Detritivores: feed on detritus matter (dead plants and animals) e.g. crab, vulture, termites, wood beetle and crayfish. Also called scavengers.





The Food Chain.


A food chain or food web comprises a sequence of organisms through which energy and nutrients are taken in and used up. A food chain in a wet meadow could be: Grass--> Grasshopper--> Snake--> Hyena.



Food chains begin from producers to consumers and the major feeding levels are called Trophic Levels.



Producers belong to the First Trophic Level. Primary consumers, whether feeding on living or dead producers feed from the Second Trophic Level. Organisms that feed on other consumers belong to the Third Tropic Level. Only about 10% of the calories in plant matter survive from First to the Second trophic level.





1. Mutual relationships:

Relations between organisms can be

(a)     mutually beneficial to both species, For example, relationship between flowers and insects is a mutually supportive relationship, or …

(b)    Parasitic, in that such a relationship benefits only one party. Examples include ticks, fleas, mosquitoes, mistletoe plants and fungi.


Mutually beneficial relationships are also termed Symbiotic (sym = together, bio = living) and can be described as

a)        Commensalism is a mutual interaction between two different species in which one organism benefits but the other is neither harmed nor helped in any way, or…

b)        Mutualism is a type of species interaction in which both participating species benefit.


2. Competitive Relationships:

Plant and animal species compete over food, water, territorial space and mating with the opposite sex.


The Principle of Competitive Exclusion: explains that no two species can occupy the same niche (food or space) successfully in a stable community.

Closely related species therefore live far from one another. This is because plants and animals must compete for water, nutrients, light and space. The outcome of this competition determines the character of an ecosystem.





Processes through which elements that sustain life (water, carbon, phosphorus and nitrogen) are continuously made available to living organisms.



Well known chemical cycles include:

a)         Nitrogen Cycle,

b)        Hydrological cycle,

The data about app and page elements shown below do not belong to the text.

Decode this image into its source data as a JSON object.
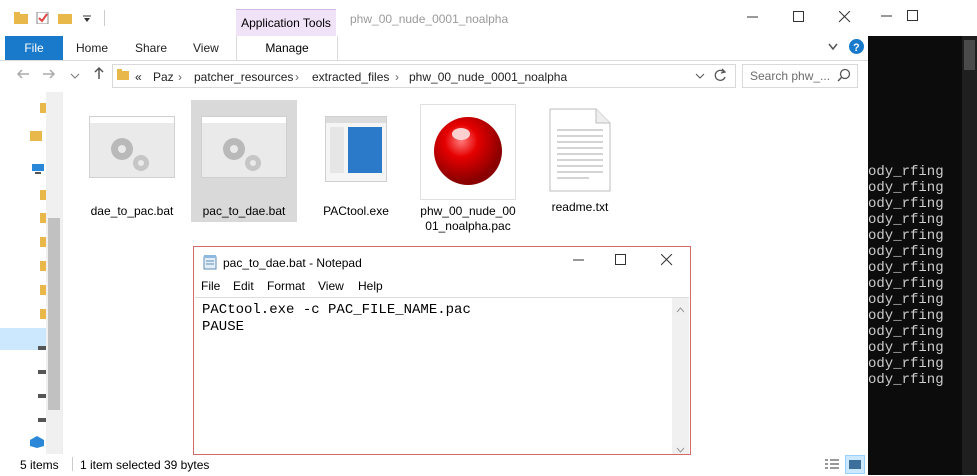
{
  "explorer": {
    "window_title": "phw_00_nude_0001_noalpha",
    "contextual_group": "Application Tools",
    "tabs": [
      "File",
      "Home",
      "Share",
      "View",
      "Manage"
    ],
    "breadcrumb": [
      "«",
      "Paz",
      "patcher_resources",
      "extracted_files",
      "phw_00_nude_0001_noalpha"
    ],
    "search_placeholder": "Search phw_...",
    "files": [
      {
        "name": "dae_to_pac.bat",
        "icon": "bat-gears-icon"
      },
      {
        "name": "pac_to_dae.bat",
        "icon": "bat-gears-icon",
        "selected": true
      },
      {
        "name": "PACtool.exe",
        "icon": "exe-window-icon"
      },
      {
        "name": "phw_00_nude_00\n01_noalpha.pac",
        "icon": "red-sphere-icon"
      },
      {
        "name": "readme.txt",
        "icon": "text-file-icon"
      }
    ],
    "status": {
      "count": "5 items",
      "selection": "1 item selected",
      "size": "39 bytes"
    }
  },
  "console": {
    "lines": [
      "ody_rfing",
      "ody_rfing",
      "ody_rfing",
      "ody_rfing",
      "ody_rfing",
      "ody_rfing",
      "ody_rfing",
      "ody_rfing",
      "ody_rfing",
      "ody_rfing",
      "ody_rfing",
      "ody_rfing",
      "ody_rfing",
      "ody_rfing"
    ]
  },
  "notepad": {
    "title": "pac_to_dae.bat - Notepad",
    "menu": [
      "File",
      "Edit",
      "Format",
      "View",
      "Help"
    ],
    "content": "PACtool.exe -c PAC_FILE_NAME.pac\nPAUSE"
  },
  "colors": {
    "accent": "#1979ca",
    "apptools": "#f0e2f7",
    "selection": "#d9d9d9",
    "notepad_border": "#d46a6a"
  }
}
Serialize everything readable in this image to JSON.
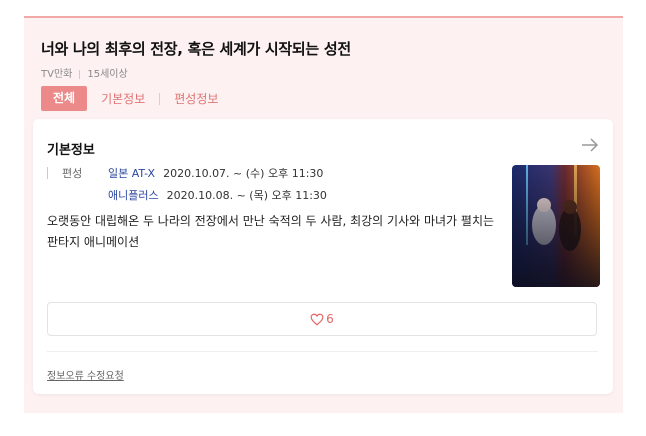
{
  "title": "너와 나의 최후의 전장, 혹은 세계가 시작되는 성전",
  "meta": {
    "category": "TV만화",
    "rating": "15세이상"
  },
  "tabs": [
    "전체",
    "기본정보",
    "편성정보"
  ],
  "card": {
    "heading": "기본정보",
    "schedule_label": "편성",
    "schedule": [
      {
        "channel": "일본 AT-X",
        "time": "2020.10.07. ~ (수) 오후 11:30"
      },
      {
        "channel": "애니플러스",
        "time": "2020.10.08. ~ (목) 오후 11:30"
      }
    ],
    "description": "오랫동안 대립해온 두 나라의 전장에서 만난 숙적의 두 사람, 최강의 기사와 마녀가 펼치는 판타지 애니메이션",
    "like_count": "6",
    "report_link": "정보오류 수정요청"
  },
  "colors": {
    "accent": "#ec8a8a",
    "panel_bg": "#fdf1f1",
    "channel_link": "#2a46a0"
  },
  "icons": [
    "arrow-right-icon",
    "heart-icon"
  ]
}
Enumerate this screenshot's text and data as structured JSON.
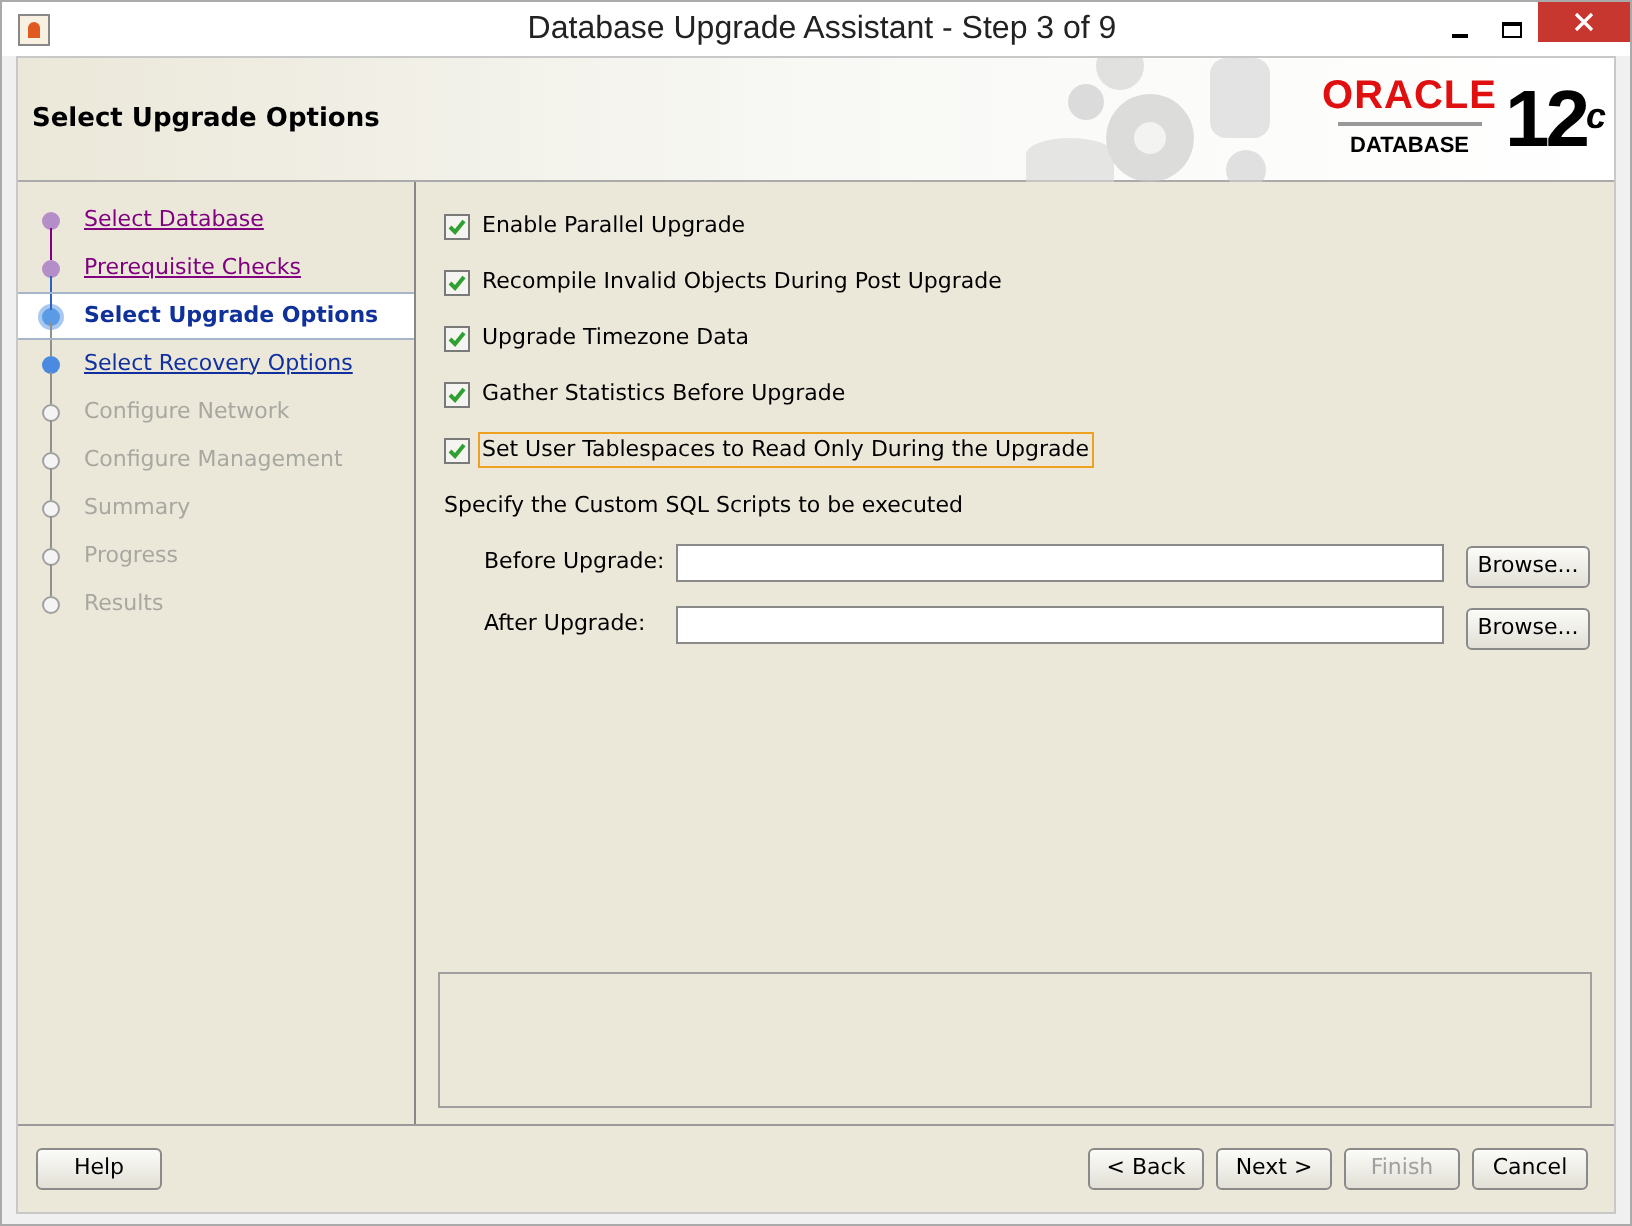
{
  "window": {
    "title": "Database Upgrade Assistant - Step 3 of 9"
  },
  "header": {
    "title": "Select Upgrade Options",
    "logo": {
      "brand": "ORACLE",
      "product": "DATABASE",
      "version": "12",
      "version_sup": "c"
    }
  },
  "steps": [
    {
      "label": "Select Database",
      "kind": "visited",
      "selected": false
    },
    {
      "label": "Prerequisite Checks",
      "kind": "visited",
      "selected": false
    },
    {
      "label": "Select Upgrade Options",
      "kind": "current",
      "selected": true
    },
    {
      "label": "Select Recovery Options",
      "kind": "available",
      "selected": false
    },
    {
      "label": "Configure Network",
      "kind": "disabled",
      "selected": false
    },
    {
      "label": "Configure Management",
      "kind": "disabled",
      "selected": false
    },
    {
      "label": "Summary",
      "kind": "disabled",
      "selected": false
    },
    {
      "label": "Progress",
      "kind": "disabled",
      "selected": false
    },
    {
      "label": "Results",
      "kind": "disabled",
      "selected": false
    }
  ],
  "options": [
    {
      "label": "Enable Parallel Upgrade",
      "checked": true,
      "focused": false
    },
    {
      "label": "Recompile Invalid Objects During Post Upgrade",
      "checked": true,
      "focused": false
    },
    {
      "label": "Upgrade Timezone Data",
      "checked": true,
      "focused": false
    },
    {
      "label": "Gather Statistics Before Upgrade",
      "checked": true,
      "focused": false
    },
    {
      "label": "Set User Tablespaces to Read Only During the Upgrade",
      "checked": true,
      "focused": true
    }
  ],
  "scripts": {
    "heading": "Specify the Custom SQL Scripts to be executed",
    "fields": [
      {
        "label": "Before Upgrade:",
        "button": "Browse..."
      },
      {
        "label": "After Upgrade:",
        "button": "Browse..."
      }
    ]
  },
  "buttons": {
    "help": "Help",
    "nav": [
      {
        "label": "< Back",
        "disabled": false
      },
      {
        "label": "Next >",
        "disabled": false
      },
      {
        "label": "Finish",
        "disabled": true
      },
      {
        "label": "Cancel",
        "disabled": false
      }
    ]
  }
}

c)         Carbon cycle, and …

d)        Phosphorus cycle




1.         Equatorial and Tropical Rain Forest

a) evergreen broadleaf forest

2.         Tropical Seasonal Forest and Scrub

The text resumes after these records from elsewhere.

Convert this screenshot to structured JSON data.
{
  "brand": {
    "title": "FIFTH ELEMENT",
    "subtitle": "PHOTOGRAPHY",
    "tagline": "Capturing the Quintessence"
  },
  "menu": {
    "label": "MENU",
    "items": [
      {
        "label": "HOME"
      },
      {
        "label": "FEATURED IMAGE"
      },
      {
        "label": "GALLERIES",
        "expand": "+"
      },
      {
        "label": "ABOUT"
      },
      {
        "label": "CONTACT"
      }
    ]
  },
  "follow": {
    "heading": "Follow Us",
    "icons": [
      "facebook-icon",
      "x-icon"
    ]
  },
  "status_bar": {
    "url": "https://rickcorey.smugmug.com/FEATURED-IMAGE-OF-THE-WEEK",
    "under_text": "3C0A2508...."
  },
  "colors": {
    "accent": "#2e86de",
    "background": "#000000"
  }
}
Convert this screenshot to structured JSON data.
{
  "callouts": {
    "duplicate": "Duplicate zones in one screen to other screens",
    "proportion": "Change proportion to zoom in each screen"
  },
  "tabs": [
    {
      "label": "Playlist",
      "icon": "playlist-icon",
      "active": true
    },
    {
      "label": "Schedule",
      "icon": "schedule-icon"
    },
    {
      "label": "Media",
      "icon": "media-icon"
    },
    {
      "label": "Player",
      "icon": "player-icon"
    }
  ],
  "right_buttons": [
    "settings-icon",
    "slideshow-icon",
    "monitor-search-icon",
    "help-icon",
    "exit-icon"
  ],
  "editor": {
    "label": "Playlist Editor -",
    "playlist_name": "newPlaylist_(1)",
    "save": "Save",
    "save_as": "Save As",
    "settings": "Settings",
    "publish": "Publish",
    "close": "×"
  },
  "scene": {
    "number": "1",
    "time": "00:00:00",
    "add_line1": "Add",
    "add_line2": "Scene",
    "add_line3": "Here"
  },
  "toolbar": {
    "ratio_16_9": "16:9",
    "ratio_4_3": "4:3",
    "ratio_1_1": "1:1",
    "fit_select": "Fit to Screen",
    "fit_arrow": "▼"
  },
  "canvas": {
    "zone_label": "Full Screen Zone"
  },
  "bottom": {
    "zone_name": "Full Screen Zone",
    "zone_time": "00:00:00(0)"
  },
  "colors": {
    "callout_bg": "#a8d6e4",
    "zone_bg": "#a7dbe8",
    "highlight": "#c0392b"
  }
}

a) Tropical monsoon forest

b) Tropical deciduous forest

3.         Tropical Savanna

a) Tropical grassland b) Savanna woodland

4.         Mid-latitude Broadleaf and Mixed Forest

a) Temperate broadleaf

b) Midlatitude deciduous forest

5.         Needleleaf Forest & Montane Forest

a) Taiga, b) Boreal forest, Montane forest

6.         Temperate Rain Forest

a) West coast Forest, b) Coast redwoods

7.         Meditarranean Shrubland

a) Sclerophyllous shrubs

b) Australian eucalyptus forest

8.         Warm Desert and Semi-Desert

a) Subtropical desert and scrubland

9.         Cold Desert and Semi-Desert

a) Midlatitude desert, scrubland and steppe

10.  Arctic and Alpine a) Tundra